Public outrage grows as the individuals accused in multimillion rand corruption trials successfully wage “lawfare” with a retinue of fancy, expensive lawyers.

Records have been erased, tracks long covered and the accused have the deepest of pockets, replenished from foreign bank accounts. Trials are endlessly strung out. Few trials run to conclusion and even fewer manage to convict the corrupt.

State-owned enterprises continue to leech the limited funds of the fiscus. The public service wage bill and the budget for social grants continue to swell. South Africa continues to borrow in order to fund these and other pressing needs – and eventually its debt becomes unmanageable.

In 2027, South Africa appeals to the International Monetary Fund for a loan and bows to its stringent conditions for structural adjustment. The country’s financial woes are compounded by a global financial meltdown in 2026.

The ruling party, having survived the 2019 national election, secures an even lower vote in 2024 and voluntarily cedes power to an unstable coalition of parties headed by the main opposition party. This non-mandate of the people ricochets through the halls of power: polls show that most citizens are jaded and disillusioned.

Corruption gnaws its way into provincial education and health departments. International crime syndicates see the easy options for buying corrupt South African cops. Crime escalates and South Africa enters a vortex of low growth, high crime and institutional erosion.

  • Water purification plants frequently break down.
  •  Acid mine drainage projects falter.
  •  Phase 2 of the Lesotho Highlands Water Project is further delayed, creating a water crisis in major cities.
  •  More than 100 municipalities are placed under direct provincial control.

A severe drought in 2026 drives large numbers of desperately poor people off the land and into secondary urban areas, creating large informal settlements.
Investment in South Africa’s mining, agribusiness and manufacturing sectors begins to dry up. Investors increasingly prefer the country’s neighbours in the SADC region.

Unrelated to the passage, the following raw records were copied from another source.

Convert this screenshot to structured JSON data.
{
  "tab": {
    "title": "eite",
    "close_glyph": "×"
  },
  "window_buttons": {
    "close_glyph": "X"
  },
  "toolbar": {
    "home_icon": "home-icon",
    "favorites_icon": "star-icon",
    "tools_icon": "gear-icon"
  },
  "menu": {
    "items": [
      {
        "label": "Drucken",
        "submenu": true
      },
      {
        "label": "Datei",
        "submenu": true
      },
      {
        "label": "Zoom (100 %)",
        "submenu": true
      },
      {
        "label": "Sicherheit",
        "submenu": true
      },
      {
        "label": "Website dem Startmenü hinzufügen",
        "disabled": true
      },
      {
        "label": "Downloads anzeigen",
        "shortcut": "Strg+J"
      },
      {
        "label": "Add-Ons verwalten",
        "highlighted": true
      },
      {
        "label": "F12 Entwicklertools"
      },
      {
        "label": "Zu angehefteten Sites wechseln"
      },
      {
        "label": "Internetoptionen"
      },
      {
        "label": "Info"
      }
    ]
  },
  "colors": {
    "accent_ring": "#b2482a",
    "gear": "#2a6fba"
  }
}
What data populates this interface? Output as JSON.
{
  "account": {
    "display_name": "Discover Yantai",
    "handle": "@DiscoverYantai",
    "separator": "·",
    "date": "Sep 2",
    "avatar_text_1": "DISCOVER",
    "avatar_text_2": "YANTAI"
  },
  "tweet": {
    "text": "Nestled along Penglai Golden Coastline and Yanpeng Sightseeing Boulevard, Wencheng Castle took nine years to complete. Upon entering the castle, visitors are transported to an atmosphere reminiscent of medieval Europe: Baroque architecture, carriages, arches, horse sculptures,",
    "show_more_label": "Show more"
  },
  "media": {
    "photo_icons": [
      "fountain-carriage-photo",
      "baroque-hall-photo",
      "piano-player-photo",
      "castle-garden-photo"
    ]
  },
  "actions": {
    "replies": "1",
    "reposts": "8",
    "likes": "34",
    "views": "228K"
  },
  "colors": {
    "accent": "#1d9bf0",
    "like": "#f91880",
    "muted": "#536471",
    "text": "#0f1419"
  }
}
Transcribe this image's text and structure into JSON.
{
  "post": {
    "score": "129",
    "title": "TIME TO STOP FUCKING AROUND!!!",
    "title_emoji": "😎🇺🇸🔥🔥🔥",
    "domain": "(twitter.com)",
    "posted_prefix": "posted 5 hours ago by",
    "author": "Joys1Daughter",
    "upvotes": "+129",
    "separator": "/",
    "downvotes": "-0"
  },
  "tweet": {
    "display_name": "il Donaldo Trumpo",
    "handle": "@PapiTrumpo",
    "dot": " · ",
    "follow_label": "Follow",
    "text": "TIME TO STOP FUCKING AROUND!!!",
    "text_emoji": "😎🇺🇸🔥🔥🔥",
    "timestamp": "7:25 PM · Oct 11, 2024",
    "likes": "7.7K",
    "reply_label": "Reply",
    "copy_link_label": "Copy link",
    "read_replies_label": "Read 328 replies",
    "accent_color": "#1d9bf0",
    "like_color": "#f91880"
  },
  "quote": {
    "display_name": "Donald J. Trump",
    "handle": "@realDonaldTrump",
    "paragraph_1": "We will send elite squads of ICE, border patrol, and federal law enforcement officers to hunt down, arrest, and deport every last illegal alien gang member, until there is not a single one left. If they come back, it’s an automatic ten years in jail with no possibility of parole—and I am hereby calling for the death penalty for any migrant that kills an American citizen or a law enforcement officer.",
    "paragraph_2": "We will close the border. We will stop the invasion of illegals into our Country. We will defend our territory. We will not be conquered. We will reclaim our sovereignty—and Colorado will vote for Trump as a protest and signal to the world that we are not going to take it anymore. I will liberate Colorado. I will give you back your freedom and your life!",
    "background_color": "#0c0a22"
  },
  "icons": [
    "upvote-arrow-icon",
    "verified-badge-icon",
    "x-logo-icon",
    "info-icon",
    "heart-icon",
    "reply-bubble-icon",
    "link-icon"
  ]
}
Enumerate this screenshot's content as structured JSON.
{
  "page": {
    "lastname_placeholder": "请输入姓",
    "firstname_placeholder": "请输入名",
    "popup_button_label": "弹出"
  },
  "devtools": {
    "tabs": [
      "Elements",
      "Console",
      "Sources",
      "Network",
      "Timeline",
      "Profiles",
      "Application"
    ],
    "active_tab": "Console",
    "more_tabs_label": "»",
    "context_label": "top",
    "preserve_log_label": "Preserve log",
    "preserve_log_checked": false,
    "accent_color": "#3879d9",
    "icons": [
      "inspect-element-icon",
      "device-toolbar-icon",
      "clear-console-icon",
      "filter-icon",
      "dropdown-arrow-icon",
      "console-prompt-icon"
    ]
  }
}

As a result:

  •  By 2026/7 unemployment hovers around 30% – more than 10 million are out of work.
  •  Economic growth averages 1.5% while inflation rises. People feel much poorer.
  •  Inequality surpasses the levels of 2010. By the late 2020s, the richest 10% of South Africans own 70% of the country’s wealth.

The response among the mass of South Africans is rage against the rich and powerful (and corrupt) and disengagement from political and developmental processes.

Protest and uprisings become more violent. The line between rich and poor is drawn ever more firmly . . . in razor wire and strands of electrified fencing. The liberal coalition government becomes increasingly controlling. Nobody dares use the phrase “state of emergency” but this is effectively what is imposed.

The wealthy insulate themselves with the best security money can buy, venturing into the wider world with armed guards and in informal convoys. Many middle-class South Africans and skilled professionals simply dump the country. They emigrate to happier places.

Very few individuals – rich, poor or in-between – get involved in programmes to redress social injustices or deal with devastating rates of domestic violence, rape and femicide. Instead they stay glued to their TV soap operas and reality shows – where everyone gets rich!

And then . . . in 2030 South Africa elects 47-year-old President Nomvula Ndlovu (pictured above and played by Pamela Nomvete), the country’s first woman president. Another new dawn. But will it be the real deal or a mirage caused by the burning of trucks in the distance?

For the full Indlulamithi scenarios go to www.sascenarios2030.coza/scenarios